→ PROBLEM
The number of lines holding the string "name" is all that is wanted; count them in the records below.

→ RECORDS SHOWN
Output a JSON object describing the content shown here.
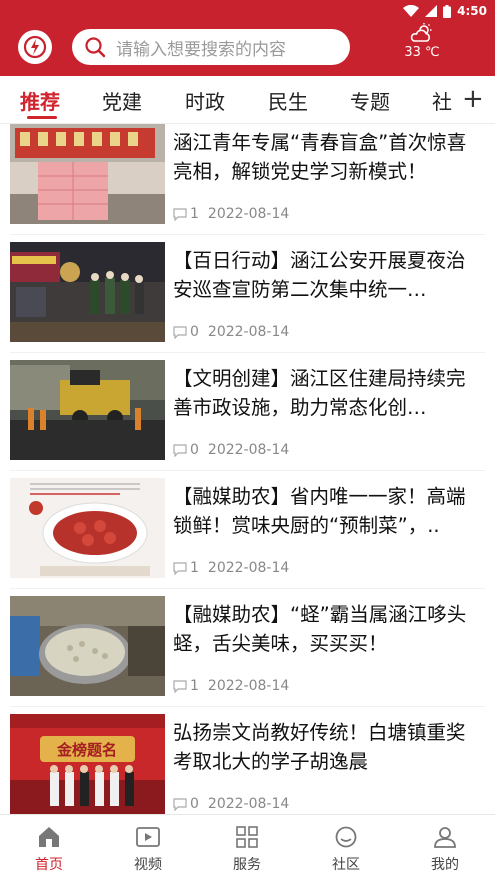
{
  "status_bar": {
    "time": "4:50"
  },
  "header": {
    "search_placeholder": "请输入想要搜索的内容",
    "weather_temp": "33 ℃"
  },
  "tabs": [
    {
      "label": "推荐",
      "active": true
    },
    {
      "label": "党建"
    },
    {
      "label": "时政"
    },
    {
      "label": "民生"
    },
    {
      "label": "专题"
    },
    {
      "label": "社"
    }
  ],
  "add_tab_label": "+",
  "news": [
    {
      "title": "涵江青年专属“青春盲盒”首次惊喜亮相，解锁党史学习新模式！",
      "comments": "1",
      "date": "2022-08-14"
    },
    {
      "title": "【百日行动】涵江公安开展夏夜治安巡查宣防第二次集中统一…",
      "comments": "0",
      "date": "2022-08-14"
    },
    {
      "title": "【文明创建】涵江区住建局持续完善市政设施，助力常态化创…",
      "comments": "0",
      "date": "2022-08-14"
    },
    {
      "title": "【融媒助农】省内唯一一家！高端锁鲜！赏味央厨的“预制菜”，..",
      "comments": "1",
      "date": "2022-08-14"
    },
    {
      "title": "【融媒助农】“蛏”霸当属涵江哆头蛏，舌尖美味，买买买！",
      "comments": "1",
      "date": "2022-08-14"
    },
    {
      "title": "弘扬崇文尚教好传统！白塘镇重奖考取北大的学子胡逸晨",
      "comments": "0",
      "date": "2022-08-14"
    }
  ],
  "thumb_banner_text": "金榜题名",
  "bottom_nav": [
    {
      "label": "首页",
      "icon": "home-icon",
      "active": true
    },
    {
      "label": "视频",
      "icon": "video-icon"
    },
    {
      "label": "服务",
      "icon": "grid-icon"
    },
    {
      "label": "社区",
      "icon": "chat-icon"
    },
    {
      "label": "我的",
      "icon": "user-icon"
    }
  ],
  "colors": {
    "brand": "#c8222e",
    "accent": "#d0242f"
  }
}
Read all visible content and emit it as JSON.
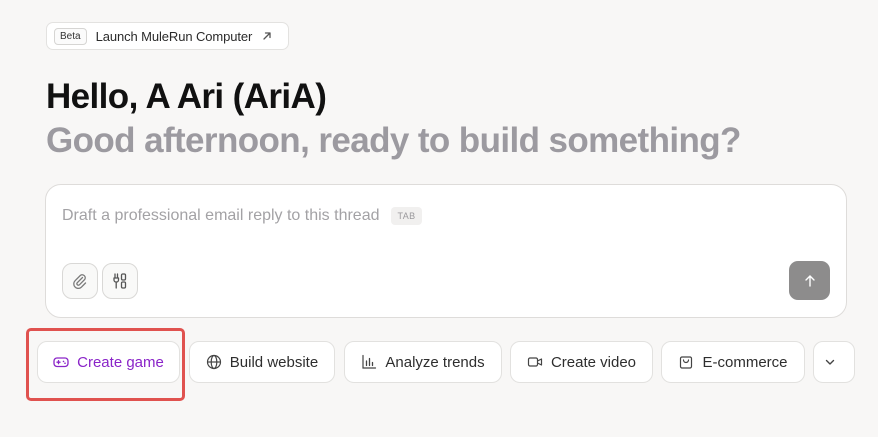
{
  "launch": {
    "badge": "Beta",
    "label": "Launch MuleRun Computer",
    "icon": "arrow-up-right-icon"
  },
  "greeting": "Hello, A Ari (AriA)",
  "subtitle": "Good afternoon, ready to build something?",
  "composer": {
    "placeholder": "Draft a professional email reply to this thread",
    "tab_hint": "TAB",
    "attach_icon": "paperclip-icon",
    "tools_icon": "tools-icon",
    "send_icon": "arrow-up-icon",
    "send_color": "#8d8c8c"
  },
  "chips": [
    {
      "label": "Create game",
      "icon": "gamepad-icon",
      "selected": true
    },
    {
      "label": "Build website",
      "icon": "globe-icon"
    },
    {
      "label": "Analyze trends",
      "icon": "bar-chart-icon"
    },
    {
      "label": "Create video",
      "icon": "video-icon"
    },
    {
      "label": "E-commerce",
      "icon": "shopping-bag-icon"
    }
  ],
  "more_icon": "chevron-down-icon",
  "colors": {
    "accent": "#8a24c8",
    "highlight": "#e0524f",
    "background": "#f8f7f6"
  }
}
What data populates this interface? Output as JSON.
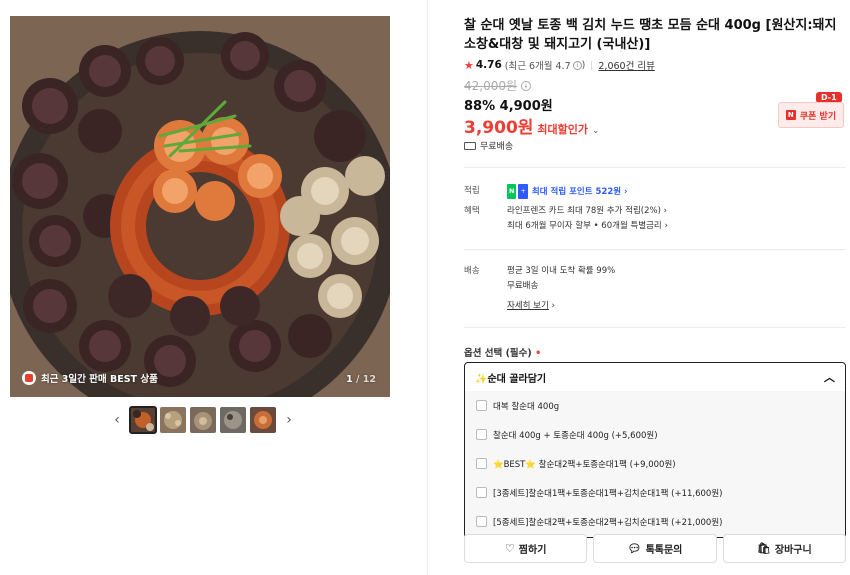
{
  "gallery": {
    "badge_text": "최근 3일간 판매 BEST 상품",
    "counter_current": "1",
    "counter_total": "/ 12",
    "prev_arrow": "‹",
    "next_arrow": "›"
  },
  "product": {
    "title": "찰 순대 옛날 토종 백 김치 누드 땡초 모듬 순대 400g [원산지:돼지소창&대창 및 돼지고기 (국내산)]",
    "rating_score": "4.76",
    "rating_recent": "(최근 6개월 4.7",
    "rating_close": ")",
    "reviews": "2,060건 리뷰",
    "original_price": "42,000원",
    "discount_price": "88% 4,900원",
    "max_price": "3,900원",
    "max_label": "최대할인가",
    "coupon_label": "쿠폰 받기",
    "coupon_badge": "D-1",
    "shipping": "무료배송"
  },
  "benefits": {
    "points_key": "적립",
    "points_value": "최대 적립 포인트 522원",
    "perks_key": "혜택",
    "perk_1": "라인프렌즈 카드 최대 78원 추가 적립(2%)",
    "perk_2": "최대 6개월 무이자 할부 • 60개월 특별금리",
    "delivery_key": "배송",
    "delivery_1": "평균 3일 이내 도착 확률 99%",
    "delivery_2": "무료배송",
    "delivery_more": "자세히 보기"
  },
  "options": {
    "label": "옵션 선택 (필수)",
    "required_mark": "•",
    "selected": "✨순대 골라담기",
    "items": [
      "대복 찰순대 400g",
      "찰순대 400g + 토종순대 400g (+5,600원)",
      "⭐BEST⭐ 찰순대2팩+토종순대1팩 (+9,000원)",
      "[3종세트]찰순대1팩+토종순대1팩+김치순대1팩 (+11,600원)",
      "[5종세트]찰순대2팩+토종순대2팩+김치순대1팩 (+21,000원)"
    ]
  },
  "actions": {
    "wish": "찜하기",
    "talk": "톡톡문의",
    "cart": "장바구니"
  },
  "colors": {
    "accent_red": "#f03c32",
    "point_blue": "#2e5bff",
    "naver_green": "#03c75a"
  }
}
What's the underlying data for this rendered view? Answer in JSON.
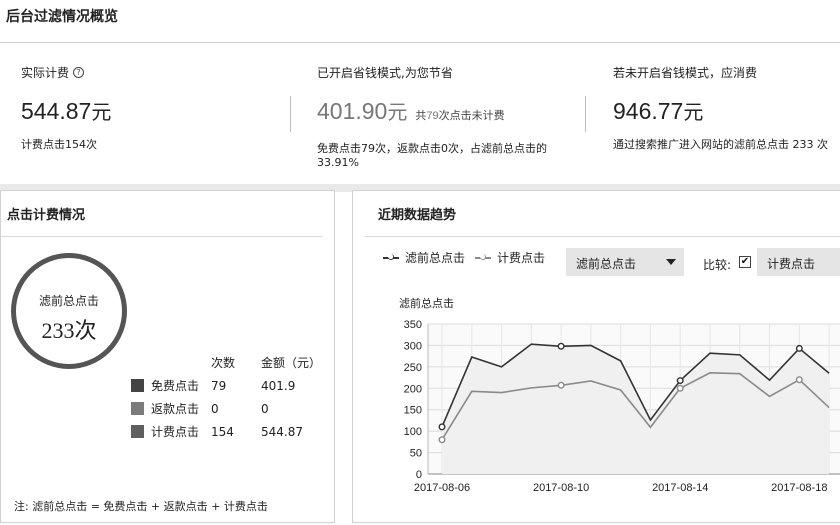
{
  "page_title": "后台过滤情况概览",
  "stats": {
    "actual": {
      "label": "实际计费",
      "amount": "544.87",
      "unit": "元",
      "sub": "计费点击154次"
    },
    "saving": {
      "label": "已开启省钱模式,为您节省",
      "amount": "401.90",
      "unit": "元",
      "note_prefix": "共",
      "note_count": "79",
      "note_suffix": "次点击未计费",
      "sub_line1": "免费点击79次，返款点击0次，占滤前总点击的",
      "sub_line2": "33.91%"
    },
    "without": {
      "label": "若未开启省钱模式，应消费",
      "amount": "946.77",
      "unit": "元",
      "sub": "通过搜索推广进入网站的滤前总点击 233 次"
    }
  },
  "click_panel": {
    "title": "点击计费情况",
    "ring_label": "滤前总点击",
    "ring_value": "233次",
    "col_count": "次数",
    "col_amount": "金额（元）",
    "rows": [
      {
        "name": "免费点击",
        "count": "79",
        "amount": "401.9",
        "color": "#444444"
      },
      {
        "name": "返款点击",
        "count": "0",
        "amount": "0",
        "color": "#7a7a7a"
      },
      {
        "name": "计费点击",
        "count": "154",
        "amount": "544.87",
        "color": "#5f5f5f"
      }
    ],
    "footnote": "注: 滤前总点击 = 免费点击 + 返款点击 + 计费点击"
  },
  "trend_panel": {
    "title": "近期数据趋势",
    "legend1": "滤前总点击",
    "legend2": "计费点击",
    "select1": "滤前总点击",
    "compare_label": "比较:",
    "compare_checked": "✔",
    "select2": "计费点击"
  },
  "chart_data": {
    "type": "line",
    "ylabel": "滤前总点击",
    "xlabel": "",
    "ylim": [
      0,
      350
    ],
    "yticks": [
      "0",
      "50",
      "100",
      "150",
      "200",
      "250",
      "300",
      "350"
    ],
    "x": [
      "2017-08-06",
      "2017-08-07",
      "2017-08-08",
      "2017-08-09",
      "2017-08-10",
      "2017-08-11",
      "2017-08-12",
      "2017-08-13",
      "2017-08-14",
      "2017-08-15",
      "2017-08-16",
      "2017-08-17",
      "2017-08-18",
      "2017-08-19"
    ],
    "xtick_labels": [
      "2017-08-06",
      "2017-08-10",
      "2017-08-14",
      "2017-08-18"
    ],
    "series": [
      {
        "name": "滤前总点击",
        "color": "#333333",
        "values": [
          110,
          273,
          250,
          303,
          298,
          300,
          264,
          126,
          218,
          282,
          278,
          219,
          293,
          235
        ]
      },
      {
        "name": "计费点击",
        "color": "#8a8a8a",
        "values": [
          80,
          193,
          190,
          201,
          207,
          217,
          196,
          109,
          200,
          236,
          234,
          181,
          220,
          155
        ]
      }
    ],
    "marked_index": [
      0,
      4,
      8,
      12
    ]
  }
}
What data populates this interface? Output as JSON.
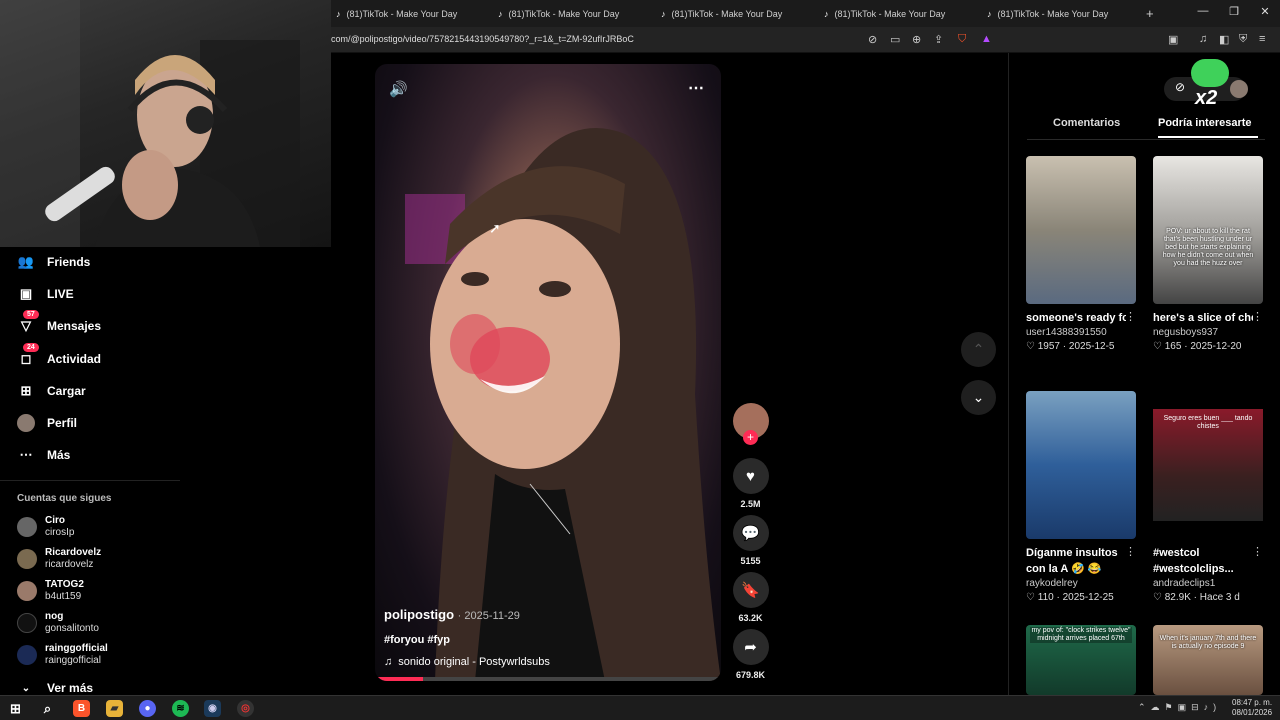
{
  "browser": {
    "tabs": [
      {
        "label": "(81)TikTok - Make Your Day"
      },
      {
        "label": "(81)TikTok - Make Your Day"
      },
      {
        "label": "(81)TikTok - Make Your Day"
      },
      {
        "label": "(81)TikTok - Make Your Day"
      },
      {
        "label": "(81)TikTok - Make Your Day"
      }
    ],
    "new_tab": "+",
    "url": "com/@polipostigo/video/7578215443190549780?_r=1&_t=ZM-92ufIrJRBoC"
  },
  "sidebar": {
    "items": [
      {
        "label": "Friends",
        "icon": "friends-icon"
      },
      {
        "label": "LIVE",
        "icon": "live-icon"
      },
      {
        "label": "Mensajes",
        "icon": "messages-icon",
        "badge": "57"
      },
      {
        "label": "Actividad",
        "icon": "activity-icon",
        "badge": "24"
      },
      {
        "label": "Cargar",
        "icon": "upload-icon"
      },
      {
        "label": "Perfil",
        "icon": "profile-avatar"
      },
      {
        "label": "Más",
        "icon": "more-icon"
      }
    ],
    "following_title": "Cuentas que sigues",
    "following": [
      {
        "name": "Ciro",
        "handle": "cirosIp"
      },
      {
        "name": "Ricardovelz",
        "handle": "ricardovelz"
      },
      {
        "name": "TATOG2",
        "handle": "b4ut159"
      },
      {
        "name": "nog",
        "handle": "gonsalitonto"
      },
      {
        "name": "rainggofficial",
        "handle": "rainggofficial"
      }
    ],
    "see_more": "Ver más"
  },
  "video": {
    "author": "polipostigo",
    "date": "· 2025-11-29",
    "hashtags": "#foryou #fyp",
    "sound": "sonido original - Postywrldsubs",
    "progress": 0.14
  },
  "actions": {
    "likes": "2.5M",
    "comments": "5155",
    "saves": "63.2K",
    "shares": "679.8K"
  },
  "right_panel": {
    "tab_comments": "Comentarios",
    "tab_suggested": "Podría interesarte",
    "overlay_text": "x2",
    "cards": [
      {
        "title": "someone's ready for crate day 🍻...",
        "user": "user14388391550",
        "likes": "1957",
        "date": "2025-12-5",
        "thumb_caption": ""
      },
      {
        "title": "here's a slice of cheese don't...",
        "user": "negusboys937",
        "likes": "165",
        "date": "2025-12-20",
        "thumb_caption": "POV: ur about to kill the rat that's been hustling under ur bed but he starts explaining how he didn't come out when you had the huzz over"
      },
      {
        "title": "Díganme insultos con la A 🤣 😂 😂...",
        "user": "raykodelrey",
        "likes": "110",
        "date": "2025-12-25",
        "thumb_caption": ""
      },
      {
        "title": "#westcol #westcolclips...",
        "user": "andradeclips1",
        "likes": "82.9K",
        "date": "Hace 3 d",
        "thumb_caption": "Seguro eres buen ___ tando chistes"
      },
      {
        "title": "",
        "user": "",
        "likes": "",
        "date": "",
        "thumb_caption": "my pov of: \"clock strikes twelve\" midnight arrives placed 67th"
      },
      {
        "title": "",
        "user": "",
        "likes": "",
        "date": "",
        "thumb_caption": "When it's january 7th and there is actually no episode 9"
      }
    ]
  },
  "taskbar": {
    "time": "08:47 p. m.",
    "date": "08/01/2026"
  }
}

→ RESPONSE
10